Rep. Tory Arnberger (R-Great Bend) has spent the days since last week’s “Turnaround Day” talking to people in Great Bend about her work in the Kansas Legislature. On Tuesday she visited three government classes at Great Bend High School and she plans to visit Hoisington Middle School on Friday, but today she will be back in Topeka.
Arnberger encouraged the teenagers to register to vote and even consider running for office in the future.
“I ran for office when I was 22 and I was 23 when I was elected,” the freshman representative said. “It was a huge, huge eye-opening experience. I just filled out the paperwork to re-file.”
In Michelle Moore’s government class, Arnberger talked about how a bill becomes law, using an example that came before the Legislature in 2017 and is being considered again: a proposed law allowing vending machine sales of lottery tickets. If a bill is passed by both the House of Representatives and the Senate, it then goes to the governor who has 10 days to sign or veto it. If it is neither signed nor vetoed, the legislation becomes law without being signed.
“What are some issues that are important to you guys?” Arnberger asked the students. Topics included guns and drugs, but the students didn’t get specific until the talk turned to immigration and Deferred Action for Childhood Arrivals (DACA), where there were mixed views.
In addition to spending time with students this week, Arnberger said she has been talking to people in the community, including those is government and law enforcement.

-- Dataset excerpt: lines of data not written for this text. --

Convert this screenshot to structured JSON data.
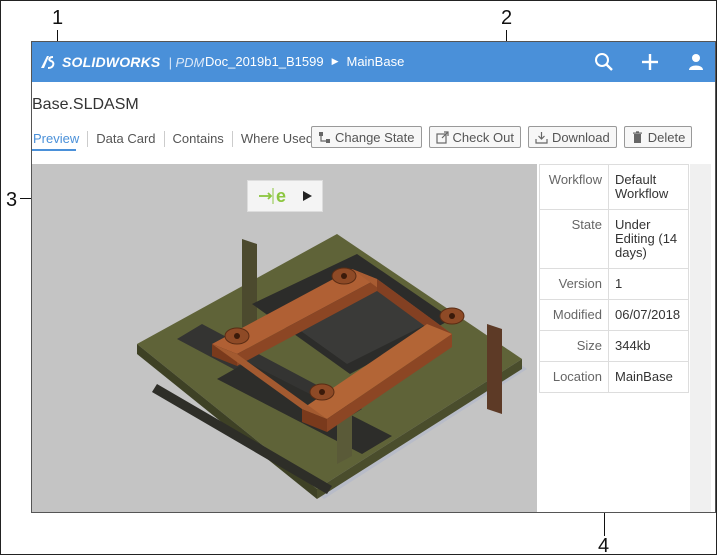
{
  "callouts": [
    "1",
    "2",
    "3",
    "4"
  ],
  "brand": {
    "name": "SOLIDWORKS",
    "product": "PDM",
    "accent": "#4a90d9"
  },
  "breadcrumb": [
    "Doc_2019b1_B1599",
    "MainBase"
  ],
  "topbar_icons": [
    "search-icon",
    "plus-icon",
    "user-icon"
  ],
  "file": {
    "name": "Base.SLDASM"
  },
  "tabs": [
    {
      "label": "Preview",
      "active": true
    },
    {
      "label": "Data Card"
    },
    {
      "label": "Contains"
    },
    {
      "label": "Where Used"
    }
  ],
  "actions": [
    {
      "label": "Change State",
      "icon": "change-state-icon"
    },
    {
      "label": "Check Out",
      "icon": "check-out-icon"
    },
    {
      "label": "Download",
      "icon": "download-icon"
    },
    {
      "label": "Delete",
      "icon": "trash-icon"
    }
  ],
  "viewer_toggle_icons": [
    "edrawings-icon",
    "play-icon"
  ],
  "properties": [
    {
      "key": "Workflow",
      "value": "Default Workflow"
    },
    {
      "key": "State",
      "value": "Under Editing (14 days)"
    },
    {
      "key": "Version",
      "value": "1"
    },
    {
      "key": "Modified",
      "value": "06/07/2018"
    },
    {
      "key": "Size",
      "value": "344kb"
    },
    {
      "key": "Location",
      "value": "MainBase"
    }
  ]
}
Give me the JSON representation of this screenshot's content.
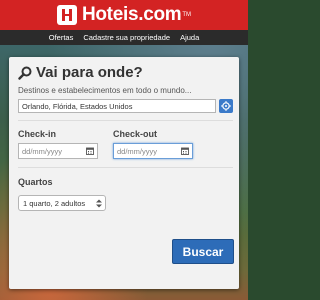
{
  "brand": {
    "name": "Hoteis.com",
    "trademark": "TM",
    "color": "#d32323"
  },
  "nav": {
    "items": [
      {
        "label": "Ofertas"
      },
      {
        "label": "Cadastre sua propriedade"
      },
      {
        "label": "Ajuda"
      }
    ]
  },
  "search": {
    "title": "Vai para onde?",
    "subtitle": "Destinos e estabelecimentos em todo o mundo...",
    "destination_value": "Orlando, Flórida, Estados Unidos",
    "location_icon": "crosshair-icon",
    "checkin_label": "Check-in",
    "checkin_placeholder": "dd/mm/yyyy",
    "checkout_label": "Check-out",
    "checkout_placeholder": "dd/mm/yyyy",
    "rooms_label": "Quartos",
    "rooms_value": "1 quarto, 2 adultos",
    "submit_label": "Buscar",
    "accent_color": "#2d6cb8"
  }
}
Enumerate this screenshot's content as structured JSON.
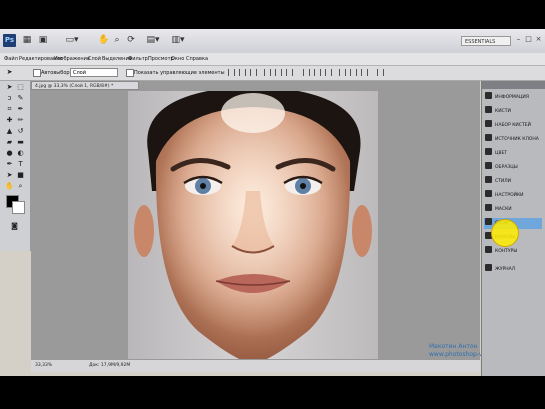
{
  "toolbar": {
    "logo": "Ps",
    "workspace": "ESSENTIALS"
  },
  "menu": [
    "Файл",
    "Редактирование",
    "Изображение",
    "Слой",
    "Выделение",
    "Фильтр",
    "Просмотр",
    "Окно",
    "Справка"
  ],
  "options": {
    "auto_select_label": "Автовыбор:",
    "auto_select_value": "Слой",
    "transform_label": "Показать управляющие элементы"
  },
  "document": {
    "tab_title": "4.jpg @ 33,3% (Слой 1, RGB/8#) *",
    "zoom": "33,33%",
    "doc_info": "Док: 17,9M/9,92M"
  },
  "watermark": {
    "author": "Макотин Антон",
    "site": "www.photoshop-video.com"
  },
  "panels": [
    {
      "label": "ИНФОРМАЦИЯ"
    },
    {
      "label": "КИСТИ"
    },
    {
      "label": "НАБОР КИСТЕЙ"
    },
    {
      "label": "ИСТОЧНИК КЛОНА"
    },
    {
      "label": "ЦВЕТ"
    },
    {
      "label": "ОБРАЗЦЫ"
    },
    {
      "label": "СТИЛИ"
    },
    {
      "label": "НАСТРОЙКИ"
    },
    {
      "label": "МАСКИ"
    },
    {
      "label": "СЛОИ",
      "selected": true
    },
    {
      "label": "КАНАЛЫ"
    },
    {
      "label": "КОНТУРЫ"
    },
    {
      "label": "ЖУРНАЛ"
    }
  ]
}
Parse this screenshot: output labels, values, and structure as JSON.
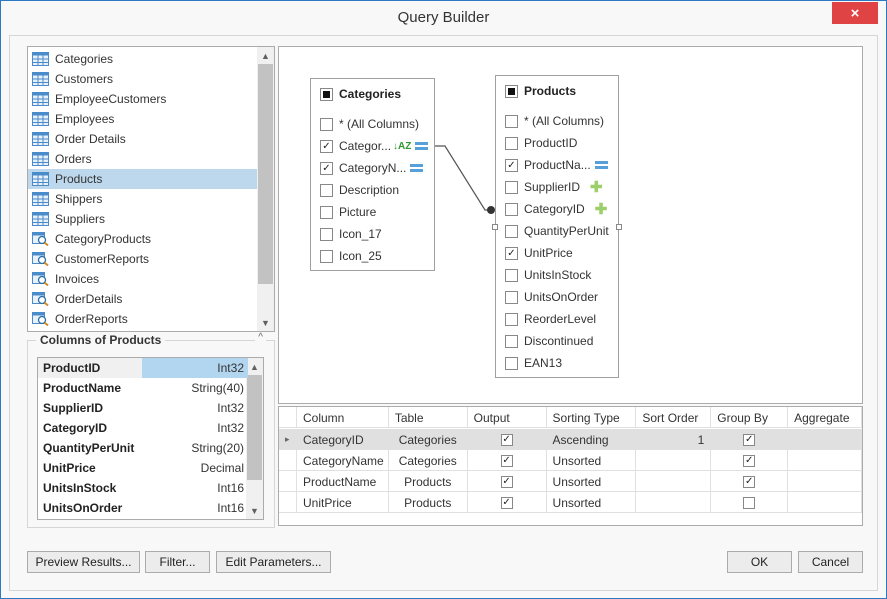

She encouraged all of the GBHS students to become registered voters as soon as they are old enough. A legal resident of Kansas must be at least 17 years old to register and 18 years old by election day to vote.